* WORK INSTRUCTION
Your answer must be the full listing, reproduced exactly.

*** Block opens ***

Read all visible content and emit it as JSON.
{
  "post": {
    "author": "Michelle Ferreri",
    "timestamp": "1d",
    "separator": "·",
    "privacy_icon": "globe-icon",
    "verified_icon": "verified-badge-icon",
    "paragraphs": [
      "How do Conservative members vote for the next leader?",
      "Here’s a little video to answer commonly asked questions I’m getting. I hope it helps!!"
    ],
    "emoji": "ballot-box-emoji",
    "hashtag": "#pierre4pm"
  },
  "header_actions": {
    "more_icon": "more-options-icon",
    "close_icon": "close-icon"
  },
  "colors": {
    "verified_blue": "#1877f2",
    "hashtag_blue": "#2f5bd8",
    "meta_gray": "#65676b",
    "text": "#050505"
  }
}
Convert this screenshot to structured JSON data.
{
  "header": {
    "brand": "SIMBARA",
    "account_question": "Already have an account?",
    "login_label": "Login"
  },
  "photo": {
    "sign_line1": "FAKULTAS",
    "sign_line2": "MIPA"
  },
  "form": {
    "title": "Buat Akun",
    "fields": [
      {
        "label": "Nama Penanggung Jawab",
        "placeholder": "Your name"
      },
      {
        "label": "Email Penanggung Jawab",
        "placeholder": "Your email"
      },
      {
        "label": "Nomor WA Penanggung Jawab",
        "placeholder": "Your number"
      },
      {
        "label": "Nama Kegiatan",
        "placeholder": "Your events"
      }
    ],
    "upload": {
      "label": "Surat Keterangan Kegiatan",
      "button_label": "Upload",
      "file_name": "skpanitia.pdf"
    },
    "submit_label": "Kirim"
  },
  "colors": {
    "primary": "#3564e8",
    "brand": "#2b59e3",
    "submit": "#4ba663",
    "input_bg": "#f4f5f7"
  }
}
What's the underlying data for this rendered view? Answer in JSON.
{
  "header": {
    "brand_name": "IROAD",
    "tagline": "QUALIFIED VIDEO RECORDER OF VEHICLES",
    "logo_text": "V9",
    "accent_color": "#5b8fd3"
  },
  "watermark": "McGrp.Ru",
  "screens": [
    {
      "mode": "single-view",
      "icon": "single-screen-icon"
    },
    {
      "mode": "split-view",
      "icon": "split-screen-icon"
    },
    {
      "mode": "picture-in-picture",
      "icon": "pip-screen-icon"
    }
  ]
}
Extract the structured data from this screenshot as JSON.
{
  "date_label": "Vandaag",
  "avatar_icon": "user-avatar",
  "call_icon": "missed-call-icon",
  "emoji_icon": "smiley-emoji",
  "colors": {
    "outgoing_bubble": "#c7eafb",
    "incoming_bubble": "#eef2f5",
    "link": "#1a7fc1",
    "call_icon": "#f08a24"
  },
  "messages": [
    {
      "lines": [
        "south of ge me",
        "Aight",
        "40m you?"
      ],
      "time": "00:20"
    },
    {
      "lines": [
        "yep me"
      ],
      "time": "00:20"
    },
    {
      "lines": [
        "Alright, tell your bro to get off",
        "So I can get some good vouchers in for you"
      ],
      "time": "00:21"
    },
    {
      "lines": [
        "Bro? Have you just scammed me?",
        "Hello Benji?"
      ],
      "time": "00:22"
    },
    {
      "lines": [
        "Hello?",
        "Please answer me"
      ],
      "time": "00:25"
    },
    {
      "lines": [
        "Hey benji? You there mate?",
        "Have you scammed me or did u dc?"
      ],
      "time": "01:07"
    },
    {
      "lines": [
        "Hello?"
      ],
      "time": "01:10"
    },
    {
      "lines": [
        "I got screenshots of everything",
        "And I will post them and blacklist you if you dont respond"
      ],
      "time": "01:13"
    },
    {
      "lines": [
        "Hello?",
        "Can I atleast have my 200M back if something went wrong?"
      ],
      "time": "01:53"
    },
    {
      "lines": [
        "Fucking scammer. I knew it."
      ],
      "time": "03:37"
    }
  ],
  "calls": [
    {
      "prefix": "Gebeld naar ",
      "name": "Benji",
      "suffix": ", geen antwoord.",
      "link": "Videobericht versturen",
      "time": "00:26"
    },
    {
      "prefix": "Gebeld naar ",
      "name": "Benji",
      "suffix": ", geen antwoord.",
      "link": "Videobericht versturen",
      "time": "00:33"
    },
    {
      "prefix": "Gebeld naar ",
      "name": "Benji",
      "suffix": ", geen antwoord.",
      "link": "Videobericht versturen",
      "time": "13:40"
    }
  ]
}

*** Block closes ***

* REPLY
Read all visible content and emit it as JSON.
{
  "post": {
    "author": "Michelle Ferreri",
    "timestamp": "1d",
    "separator": "·",
    "privacy_icon": "globe-icon",
    "verified_icon": "verified-badge-icon",
    "paragraphs": [
      "How do Conservative members vote for the next leader?",
      "Here’s a little video to answer commonly asked questions I’m getting. I hope it helps!!"
    ],
    "emoji": "ballot-box-emoji",
    "hashtag": "#pierre4pm"
  },
  "header_actions": {
    "more_icon": "more-options-icon",
    "close_icon": "close-icon"
  },
  "colors": {
    "verified_blue": "#1877f2",
    "hashtag_blue": "#2f5bd8",
    "meta_gray": "#65676b",
    "text": "#050505"
  }
}
Convert this screenshot to structured JSON data.
{
  "header": {
    "brand": "SIMBARA",
    "account_question": "Already have an account?",
    "login_label": "Login"
  },
  "photo": {
    "sign_line1": "FAKULTAS",
    "sign_line2": "MIPA"
  },
  "form": {
    "title": "Buat Akun",
    "fields": [
      {
        "label": "Nama Penanggung Jawab",
        "placeholder": "Your name"
      },
      {
        "label": "Email Penanggung Jawab",
        "placeholder": "Your email"
      },
      {
        "label": "Nomor WA Penanggung Jawab",
        "placeholder": "Your number"
      },
      {
        "label": "Nama Kegiatan",
        "placeholder": "Your events"
      }
    ],
    "upload": {
      "label": "Surat Keterangan Kegiatan",
      "button_label": "Upload",
      "file_name": "skpanitia.pdf"
    },
    "submit_label": "Kirim"
  },
  "colors": {
    "primary": "#3564e8",
    "brand": "#2b59e3",
    "submit": "#4ba663",
    "input_bg": "#f4f5f7"
  }
}
What's the underlying data for this rendered view? Answer in JSON.
{
  "header": {
    "brand_name": "IROAD",
    "tagline": "QUALIFIED VIDEO RECORDER OF VEHICLES",
    "logo_text": "V9",
    "accent_color": "#5b8fd3"
  },
  "watermark": "McGrp.Ru",
  "screens": [
    {
      "mode": "single-view",
      "icon": "single-screen-icon"
    },
    {
      "mode": "split-view",
      "icon": "split-screen-icon"
    },
    {
      "mode": "picture-in-picture",
      "icon": "pip-screen-icon"
    }
  ]
}
Extract the structured data from this screenshot as JSON.
{
  "date_label": "Vandaag",
  "avatar_icon": "user-avatar",
  "call_icon": "missed-call-icon",
  "emoji_icon": "smiley-emoji",
  "colors": {
    "outgoing_bubble": "#c7eafb",
    "incoming_bubble": "#eef2f5",
    "link": "#1a7fc1",
    "call_icon": "#f08a24"
  },
  "messages": [
    {
      "lines": [
        "south of ge me",
        "Aight",
        "40m you?"
      ],
      "time": "00:20"
    },
    {
      "lines": [
        "yep me"
      ],
      "time": "00:20"
    },
    {
      "lines": [
        "Alright, tell your bro to get off",
        "So I can get some good vouchers in for you"
      ],
      "time": "00:21"
    },
    {
      "lines": [
        "Bro? Have you just scammed me?",
        "Hello Benji?"
      ],
      "time": "00:22"
    },
    {
      "lines": [
        "Hello?",
        "Please answer me"
      ],
      "time": "00:25"
    },
    {
      "lines": [
        "Hey benji? You there mate?",
        "Have you scammed me or did u dc?"
      ],
      "time": "01:07"
    },
    {
      "lines": [
        "Hello?"
      ],
      "time": "01:10"
    },
    {
      "lines": [
        "I got screenshots of everything",
        "And I will post them and blacklist you if you dont respond"
      ],
      "time": "01:13"
    },
    {
      "lines": [
        "Hello?",
        "Can I atleast have my 200M back if something went wrong?"
      ],
      "time": "01:53"
    },
    {
      "lines": [
        "Fucking scammer. I knew it."
      ],
      "time": "03:37"
    }
  ],
  "calls": [
    {
      "prefix": "Gebeld naar ",
      "name": "Benji",
      "suffix": ", geen antwoord.",
      "link": "Videobericht versturen",
      "time": "00:26"
    },
    {
      "prefix": "Gebeld naar ",
      "name": "Benji",
      "suffix": ", geen antwoord.",
      "link": "Videobericht versturen",
      "time": "00:33"
    },
    {
      "prefix": "Gebeld naar ",
      "name": "Benji",
      "suffix": ", geen antwoord.",
      "link": "Videobericht versturen",
      "time": "13:40"
    }
  ]
}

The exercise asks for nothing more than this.